Required action: Sort through the entries below and pull out lines containing the word "hold".

(Stored records)
────────────────

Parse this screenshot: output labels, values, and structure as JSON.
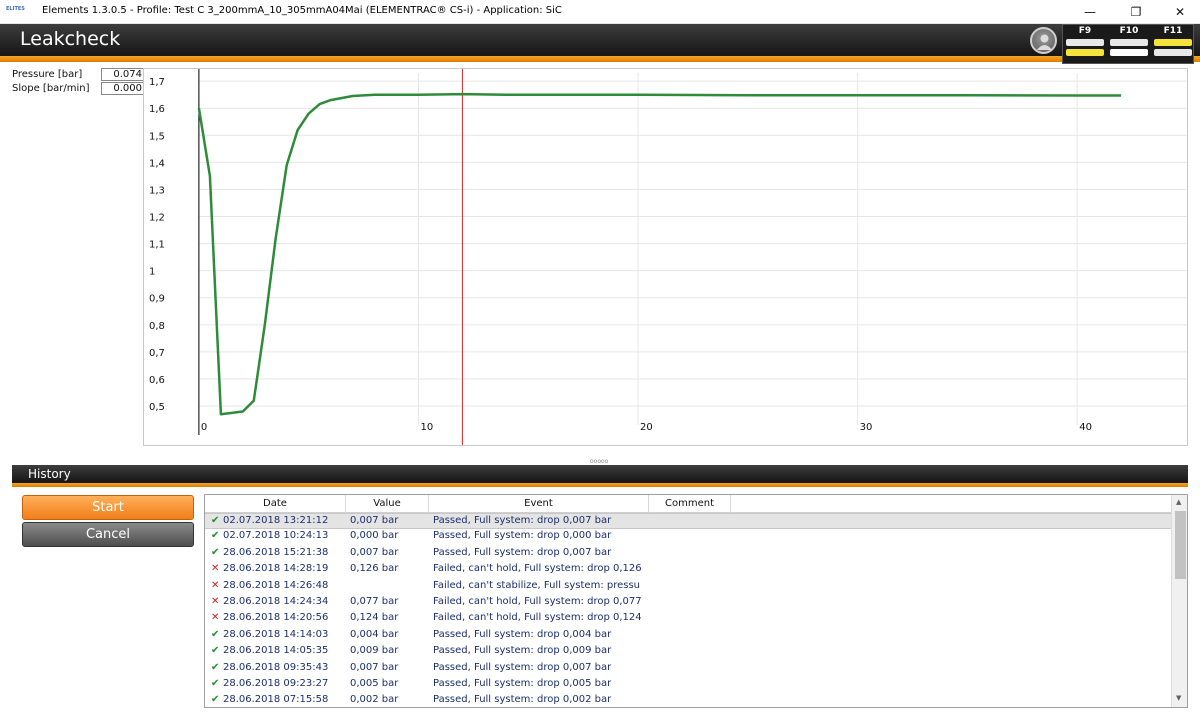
{
  "window": {
    "title": "Elements 1.3.0.5 - Profile: Test C 3_200mmA_10_305mmA04Mai (ELEMENTRAC® CS-i) - Application: SiC",
    "app_icon_text": "ELITES",
    "controls": {
      "minimize": "—",
      "restore": "❐",
      "close": "✕"
    }
  },
  "header": {
    "title": "Leakcheck"
  },
  "fkeys": [
    {
      "label": "F9",
      "top_color": "#e8e8e8",
      "bottom_color": "#f5e23a"
    },
    {
      "label": "F10",
      "top_color": "#e8e8e8",
      "bottom_color": "#ffffff"
    },
    {
      "label": "F11",
      "top_color": "#f5e23a",
      "bottom_color": "#e8e8e8"
    }
  ],
  "readouts": {
    "pressure_label": "Pressure [bar]",
    "pressure_value": "0.074",
    "slope_label": "Slope [bar/min]",
    "slope_value": "0.000"
  },
  "chart_data": {
    "type": "line",
    "title": "",
    "xlabel": "",
    "ylabel": "",
    "xlim": [
      -2.5,
      45
    ],
    "ylim": [
      0.43,
      1.73
    ],
    "x_ticks": [
      "0",
      "10",
      "20",
      "30",
      "40"
    ],
    "x_tick_values": [
      0,
      10,
      20,
      30,
      40
    ],
    "y_ticks": [
      "1,7",
      "1,6",
      "1,5",
      "1,4",
      "1,3",
      "1,2",
      "1,1",
      "1",
      "0,9",
      "0,8",
      "0,7",
      "0,6",
      "0,5"
    ],
    "y_tick_values": [
      1.7,
      1.6,
      1.5,
      1.4,
      1.3,
      1.2,
      1.1,
      1.0,
      0.9,
      0.8,
      0.7,
      0.6,
      0.5
    ],
    "grid": true,
    "cursor_x": 12,
    "series": [
      {
        "color": "#2e8b3a",
        "x": [
          0,
          0.5,
          1,
          2,
          2.5,
          3,
          3.5,
          4,
          4.5,
          5,
          5.5,
          6,
          7,
          8,
          10,
          12,
          14,
          20,
          25,
          30,
          35,
          40,
          42
        ],
        "y": [
          1.6,
          1.35,
          0.47,
          0.48,
          0.52,
          0.8,
          1.12,
          1.39,
          1.52,
          1.58,
          1.615,
          1.63,
          1.645,
          1.65,
          1.65,
          1.652,
          1.65,
          1.65,
          1.648,
          1.648,
          1.648,
          1.647,
          1.647
        ]
      }
    ]
  },
  "history": {
    "title": "History",
    "start_label": "Start",
    "cancel_label": "Cancel",
    "columns": [
      "Date",
      "Value",
      "Event",
      "Comment"
    ],
    "rows": [
      {
        "status": "pass",
        "date": "02.07.2018 13:21:12",
        "value": "0,007 bar",
        "event": "Passed, Full system: drop 0,007 bar",
        "comment": ""
      },
      {
        "status": "pass",
        "date": "02.07.2018 10:24:13",
        "value": "0,000 bar",
        "event": "Passed, Full system: drop 0,000 bar",
        "comment": ""
      },
      {
        "status": "pass",
        "date": "28.06.2018 15:21:38",
        "value": "0,007 bar",
        "event": "Passed, Full system: drop 0,007 bar",
        "comment": ""
      },
      {
        "status": "fail",
        "date": "28.06.2018 14:28:19",
        "value": "0,126 bar",
        "event": "Failed, can't hold, Full system: drop 0,126",
        "comment": ""
      },
      {
        "status": "fail",
        "date": "28.06.2018 14:26:48",
        "value": "",
        "event": "Failed, can't stabilize, Full system: pressu",
        "comment": ""
      },
      {
        "status": "fail",
        "date": "28.06.2018 14:24:34",
        "value": "0,077 bar",
        "event": "Failed, can't hold, Full system: drop 0,077",
        "comment": ""
      },
      {
        "status": "fail",
        "date": "28.06.2018 14:20:56",
        "value": "0,124 bar",
        "event": "Failed, can't hold, Full system: drop 0,124",
        "comment": ""
      },
      {
        "status": "pass",
        "date": "28.06.2018 14:14:03",
        "value": "0,004 bar",
        "event": "Passed, Full system: drop 0,004 bar",
        "comment": ""
      },
      {
        "status": "pass",
        "date": "28.06.2018 14:05:35",
        "value": "0,009 bar",
        "event": "Passed, Full system: drop 0,009 bar",
        "comment": ""
      },
      {
        "status": "pass",
        "date": "28.06.2018 09:35:43",
        "value": "0,007 bar",
        "event": "Passed, Full system: drop 0,007 bar",
        "comment": ""
      },
      {
        "status": "pass",
        "date": "28.06.2018 09:23:27",
        "value": "0,005 bar",
        "event": "Passed, Full system: drop 0,005 bar",
        "comment": ""
      },
      {
        "status": "pass",
        "date": "28.06.2018 07:15:58",
        "value": "0,002 bar",
        "event": "Passed, Full system: drop 0,002 bar",
        "comment": ""
      }
    ]
  },
  "icons": {
    "pass": "✔",
    "fail": "✕",
    "scroll_up": "▲",
    "scroll_down": "▼",
    "splitter": "ooooo"
  }
}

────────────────

Response:
        "event": "Failed, can't hold, Full system: drop 0,126",
        "event": "Failed, can't hold, Full system: drop 0,077",
        "event": "Failed, can't hold, Full system: drop 0,124",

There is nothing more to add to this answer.